While numerous local governments and corporations have climate commitments, not many are treating plastic pollution as the climate crisis it is. Plastic is dangerous throughout its entire lifecycle -- from the extraction and refining of oil and gas used to produce it to its eventual disposal, often through incineration or landfilling. Communities alongside petrochemical facilities -- often low-income communities of color -- are suffering with elevated rates of cancer, asthma, and reproductive disorders to maintain corporations’ dependence on cheap plastics.

Even as petrochemical producers issue handwringing statements about the need to end plastic pollution, they have invested over $200 billion in expanding production capacity in the U.S. aimed at locking the world into decades of increased plastic use. The same oil and gas companies driving climate change rely on the continued use of single-use plastics for profits.

This has to stop. It is time to let the consumer goods companies and retailers we buy from know that their alliance with the fossil fuel industry is unacceptable. Through their continued reliance on single-use plastics, companies like Target, Coca-Cola, PepsiCo, Nestlé, and Walmart are destroying our planet and disproportionately hurting low-income communities. These retailers and consumer goods companies should not be profiting off of their ability to make cheap throwaway packaging on the backs of the poor and most vulnerable.
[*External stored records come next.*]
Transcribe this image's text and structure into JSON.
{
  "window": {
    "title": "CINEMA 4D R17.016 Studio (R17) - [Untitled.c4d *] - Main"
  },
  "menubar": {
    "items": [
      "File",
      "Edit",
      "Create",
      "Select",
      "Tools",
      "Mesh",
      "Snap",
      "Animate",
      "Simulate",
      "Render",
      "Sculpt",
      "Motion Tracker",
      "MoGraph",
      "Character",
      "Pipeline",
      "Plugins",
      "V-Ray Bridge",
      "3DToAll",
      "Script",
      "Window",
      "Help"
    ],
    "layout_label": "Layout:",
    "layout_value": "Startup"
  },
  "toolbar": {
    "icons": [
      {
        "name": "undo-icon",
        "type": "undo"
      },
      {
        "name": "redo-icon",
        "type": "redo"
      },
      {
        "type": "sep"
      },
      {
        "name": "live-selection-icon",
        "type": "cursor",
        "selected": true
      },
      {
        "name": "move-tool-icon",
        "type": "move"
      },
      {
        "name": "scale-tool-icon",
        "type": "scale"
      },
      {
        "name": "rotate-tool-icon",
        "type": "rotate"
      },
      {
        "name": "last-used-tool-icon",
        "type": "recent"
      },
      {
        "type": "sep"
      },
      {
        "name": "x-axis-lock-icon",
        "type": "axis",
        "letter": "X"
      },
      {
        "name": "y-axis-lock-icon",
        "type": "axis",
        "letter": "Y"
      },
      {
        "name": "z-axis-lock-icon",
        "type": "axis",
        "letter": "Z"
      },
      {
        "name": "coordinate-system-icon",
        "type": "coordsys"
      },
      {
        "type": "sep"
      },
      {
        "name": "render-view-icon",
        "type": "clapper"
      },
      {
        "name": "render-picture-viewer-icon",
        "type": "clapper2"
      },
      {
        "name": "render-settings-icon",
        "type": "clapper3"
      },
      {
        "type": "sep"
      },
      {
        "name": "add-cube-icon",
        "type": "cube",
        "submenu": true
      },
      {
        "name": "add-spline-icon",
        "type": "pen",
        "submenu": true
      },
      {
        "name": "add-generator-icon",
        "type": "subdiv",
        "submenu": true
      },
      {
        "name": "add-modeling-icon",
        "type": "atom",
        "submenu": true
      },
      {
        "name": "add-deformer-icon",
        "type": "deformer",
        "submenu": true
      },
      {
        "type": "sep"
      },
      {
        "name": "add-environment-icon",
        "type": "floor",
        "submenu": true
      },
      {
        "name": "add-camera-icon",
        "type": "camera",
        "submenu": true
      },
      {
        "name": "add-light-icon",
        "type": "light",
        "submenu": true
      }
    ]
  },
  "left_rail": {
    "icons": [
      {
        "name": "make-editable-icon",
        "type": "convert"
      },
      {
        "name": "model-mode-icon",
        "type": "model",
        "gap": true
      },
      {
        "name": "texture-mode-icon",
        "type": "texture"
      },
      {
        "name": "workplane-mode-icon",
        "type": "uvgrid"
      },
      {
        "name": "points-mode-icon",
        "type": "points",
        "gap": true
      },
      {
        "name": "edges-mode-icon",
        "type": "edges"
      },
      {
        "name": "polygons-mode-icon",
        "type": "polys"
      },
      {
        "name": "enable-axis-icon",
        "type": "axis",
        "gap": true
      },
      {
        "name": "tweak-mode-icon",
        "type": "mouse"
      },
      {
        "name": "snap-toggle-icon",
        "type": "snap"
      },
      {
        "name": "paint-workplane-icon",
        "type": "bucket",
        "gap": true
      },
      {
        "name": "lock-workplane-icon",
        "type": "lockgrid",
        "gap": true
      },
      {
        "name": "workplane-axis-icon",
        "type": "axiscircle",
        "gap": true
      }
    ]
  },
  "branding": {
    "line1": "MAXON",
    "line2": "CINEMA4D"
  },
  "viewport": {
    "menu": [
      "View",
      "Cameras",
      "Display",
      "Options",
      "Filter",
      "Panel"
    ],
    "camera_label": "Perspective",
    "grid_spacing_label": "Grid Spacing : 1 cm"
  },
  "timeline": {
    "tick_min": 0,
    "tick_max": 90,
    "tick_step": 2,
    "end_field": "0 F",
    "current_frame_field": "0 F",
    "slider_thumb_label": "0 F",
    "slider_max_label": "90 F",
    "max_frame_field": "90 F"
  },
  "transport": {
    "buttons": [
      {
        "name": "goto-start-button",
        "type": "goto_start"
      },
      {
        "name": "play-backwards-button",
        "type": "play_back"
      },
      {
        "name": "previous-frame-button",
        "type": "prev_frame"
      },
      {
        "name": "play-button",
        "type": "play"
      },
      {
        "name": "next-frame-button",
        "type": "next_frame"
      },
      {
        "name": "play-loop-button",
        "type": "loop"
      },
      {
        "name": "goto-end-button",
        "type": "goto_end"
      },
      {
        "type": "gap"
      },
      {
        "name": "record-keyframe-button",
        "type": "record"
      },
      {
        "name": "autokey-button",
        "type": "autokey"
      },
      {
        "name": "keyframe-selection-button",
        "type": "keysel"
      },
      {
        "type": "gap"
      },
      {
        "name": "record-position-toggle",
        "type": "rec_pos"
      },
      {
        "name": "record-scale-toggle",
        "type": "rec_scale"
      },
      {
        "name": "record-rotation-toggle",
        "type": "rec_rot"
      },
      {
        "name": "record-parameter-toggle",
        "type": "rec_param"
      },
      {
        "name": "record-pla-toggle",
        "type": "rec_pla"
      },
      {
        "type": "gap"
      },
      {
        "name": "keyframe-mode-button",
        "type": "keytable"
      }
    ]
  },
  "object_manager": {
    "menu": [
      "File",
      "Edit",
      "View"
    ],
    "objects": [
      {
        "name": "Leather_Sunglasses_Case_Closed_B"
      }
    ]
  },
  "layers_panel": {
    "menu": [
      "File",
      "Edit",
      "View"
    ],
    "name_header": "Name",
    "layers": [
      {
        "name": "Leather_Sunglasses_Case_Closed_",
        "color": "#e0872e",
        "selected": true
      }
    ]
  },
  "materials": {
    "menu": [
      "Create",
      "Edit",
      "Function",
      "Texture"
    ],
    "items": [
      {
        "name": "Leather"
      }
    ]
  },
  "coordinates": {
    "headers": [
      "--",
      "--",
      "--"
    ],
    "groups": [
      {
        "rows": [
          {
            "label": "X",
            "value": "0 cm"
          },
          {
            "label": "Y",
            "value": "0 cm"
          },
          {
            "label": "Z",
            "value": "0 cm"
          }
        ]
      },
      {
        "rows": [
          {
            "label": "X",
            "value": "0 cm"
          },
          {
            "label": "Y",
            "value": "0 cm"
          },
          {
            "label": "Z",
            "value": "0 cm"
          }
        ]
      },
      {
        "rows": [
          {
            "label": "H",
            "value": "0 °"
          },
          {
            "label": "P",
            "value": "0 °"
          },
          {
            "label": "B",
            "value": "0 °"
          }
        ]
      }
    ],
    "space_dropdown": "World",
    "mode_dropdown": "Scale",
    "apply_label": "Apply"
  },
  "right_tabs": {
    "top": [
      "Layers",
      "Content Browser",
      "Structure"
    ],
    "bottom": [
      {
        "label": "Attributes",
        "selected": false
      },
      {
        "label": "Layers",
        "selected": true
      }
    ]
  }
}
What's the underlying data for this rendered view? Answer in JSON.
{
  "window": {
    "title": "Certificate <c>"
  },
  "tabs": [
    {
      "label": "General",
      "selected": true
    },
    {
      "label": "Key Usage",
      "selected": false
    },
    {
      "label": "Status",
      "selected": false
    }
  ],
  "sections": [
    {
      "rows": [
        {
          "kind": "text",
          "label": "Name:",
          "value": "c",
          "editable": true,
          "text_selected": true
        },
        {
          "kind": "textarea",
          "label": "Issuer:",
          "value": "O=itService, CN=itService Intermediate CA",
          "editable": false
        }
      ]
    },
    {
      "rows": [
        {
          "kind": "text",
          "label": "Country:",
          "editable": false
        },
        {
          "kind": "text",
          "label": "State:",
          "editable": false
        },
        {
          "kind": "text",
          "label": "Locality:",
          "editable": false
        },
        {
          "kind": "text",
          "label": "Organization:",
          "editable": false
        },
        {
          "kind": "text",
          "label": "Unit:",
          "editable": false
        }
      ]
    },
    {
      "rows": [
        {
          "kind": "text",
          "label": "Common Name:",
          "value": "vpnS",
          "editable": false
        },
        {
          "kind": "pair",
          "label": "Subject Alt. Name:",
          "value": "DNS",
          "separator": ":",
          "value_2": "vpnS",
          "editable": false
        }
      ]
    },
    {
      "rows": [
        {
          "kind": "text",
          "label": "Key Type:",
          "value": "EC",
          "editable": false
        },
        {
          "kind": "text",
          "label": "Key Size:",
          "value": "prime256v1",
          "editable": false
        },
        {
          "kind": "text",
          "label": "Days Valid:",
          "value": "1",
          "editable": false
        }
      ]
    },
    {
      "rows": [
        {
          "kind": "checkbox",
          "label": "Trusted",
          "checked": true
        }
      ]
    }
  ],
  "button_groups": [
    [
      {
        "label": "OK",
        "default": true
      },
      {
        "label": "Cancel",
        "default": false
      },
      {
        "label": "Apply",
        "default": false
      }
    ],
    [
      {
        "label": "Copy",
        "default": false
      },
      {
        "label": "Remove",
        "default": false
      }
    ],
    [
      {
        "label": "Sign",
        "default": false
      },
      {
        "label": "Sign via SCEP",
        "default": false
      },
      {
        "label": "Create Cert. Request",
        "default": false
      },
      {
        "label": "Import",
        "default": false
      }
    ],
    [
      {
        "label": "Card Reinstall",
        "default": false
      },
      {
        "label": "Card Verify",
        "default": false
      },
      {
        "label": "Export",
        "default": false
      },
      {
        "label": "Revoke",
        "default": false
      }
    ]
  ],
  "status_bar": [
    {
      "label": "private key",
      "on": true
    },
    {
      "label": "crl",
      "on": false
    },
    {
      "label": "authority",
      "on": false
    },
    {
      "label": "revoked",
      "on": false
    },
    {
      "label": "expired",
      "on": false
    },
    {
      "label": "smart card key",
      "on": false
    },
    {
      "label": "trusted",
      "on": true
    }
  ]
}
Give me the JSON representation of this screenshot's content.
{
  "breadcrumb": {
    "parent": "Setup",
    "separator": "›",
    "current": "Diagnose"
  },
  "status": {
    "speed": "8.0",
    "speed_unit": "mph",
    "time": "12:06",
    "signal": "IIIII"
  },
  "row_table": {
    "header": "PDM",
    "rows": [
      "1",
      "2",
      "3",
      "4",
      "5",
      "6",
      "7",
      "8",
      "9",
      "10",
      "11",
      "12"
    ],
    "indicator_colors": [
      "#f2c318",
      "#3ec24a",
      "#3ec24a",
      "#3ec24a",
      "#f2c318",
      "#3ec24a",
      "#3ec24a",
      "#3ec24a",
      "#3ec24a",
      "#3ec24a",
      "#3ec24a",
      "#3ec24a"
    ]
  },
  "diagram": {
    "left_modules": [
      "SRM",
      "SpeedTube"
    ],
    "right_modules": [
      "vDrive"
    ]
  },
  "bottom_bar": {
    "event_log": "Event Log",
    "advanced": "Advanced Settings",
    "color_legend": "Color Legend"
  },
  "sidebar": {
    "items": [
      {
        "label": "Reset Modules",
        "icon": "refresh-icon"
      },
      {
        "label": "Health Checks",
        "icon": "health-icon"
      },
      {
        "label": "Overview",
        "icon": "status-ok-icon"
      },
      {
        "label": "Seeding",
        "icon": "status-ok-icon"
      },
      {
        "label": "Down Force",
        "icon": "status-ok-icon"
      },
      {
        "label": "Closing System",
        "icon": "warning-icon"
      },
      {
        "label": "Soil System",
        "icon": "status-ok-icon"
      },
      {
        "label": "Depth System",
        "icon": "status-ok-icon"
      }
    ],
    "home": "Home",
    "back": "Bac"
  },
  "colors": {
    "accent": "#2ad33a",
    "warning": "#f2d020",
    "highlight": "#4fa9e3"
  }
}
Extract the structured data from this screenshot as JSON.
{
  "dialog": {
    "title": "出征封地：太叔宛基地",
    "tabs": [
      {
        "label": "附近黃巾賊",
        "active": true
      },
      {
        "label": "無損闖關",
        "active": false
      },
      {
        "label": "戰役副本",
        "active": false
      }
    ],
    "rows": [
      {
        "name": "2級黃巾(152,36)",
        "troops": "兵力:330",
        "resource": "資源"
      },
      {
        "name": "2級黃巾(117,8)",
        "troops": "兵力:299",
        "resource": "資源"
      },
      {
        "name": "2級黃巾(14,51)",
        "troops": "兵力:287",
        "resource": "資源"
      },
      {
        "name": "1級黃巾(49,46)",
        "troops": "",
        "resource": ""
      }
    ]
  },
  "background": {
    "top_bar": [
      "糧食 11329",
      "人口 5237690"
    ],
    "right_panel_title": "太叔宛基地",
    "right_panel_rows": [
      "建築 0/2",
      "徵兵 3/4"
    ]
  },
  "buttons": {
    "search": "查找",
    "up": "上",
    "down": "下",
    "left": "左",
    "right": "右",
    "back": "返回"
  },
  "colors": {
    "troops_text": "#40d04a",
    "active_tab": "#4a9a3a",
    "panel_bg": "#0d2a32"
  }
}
It is also time for our elected officials in Washington to support national legislation to reduce and eventually eliminate single-use plastics, such as the legislation that will be introduced by Sen. Tom UdallThomas (Tom) Stewart UdallButtigieg expands on climate plan with new proposals Climate change a rising concern for Western voters, poll finds Greenpeace says many plastics are not actually recyclable MORE (D-N.M.) and Rep. Alan LowenthalAlan Stuart LowenthalGreenpeace says many plastics are not actually recyclable A disaster for diplomacy and the Zionist dream Overnight Energy: Trump budget slashes EPA funding | International hunting council disbands amid lawsuit | Bill targets single-use plastics MORE (D-Calif.). That means setting clear targets for eliminating the most problematic, unrecyclable plastics first, and working toward eliminating all throwaway plastics in the years to follow. Any national legislation should also halt the petrochemical facility expansion that is intended to increase plastic production for decades to come.

If the companies that people know and buy from refuse to find ways to transition away from single-use plastics, it is up to all of us to move our money toward companies that do. It is not just marine animals and our oceans suffering from our plastic addiction, it is people worldwide who feel the health and social impacts of these polluting industries. Plastic pollution is an urgent environmental justice issue, and it’s time for companies and governments to start treating it that way.

Greenpeace USA Oceans Campaign Director John Hocevar is a marine biologist and leads the organization’s work to engage corporations on plastics.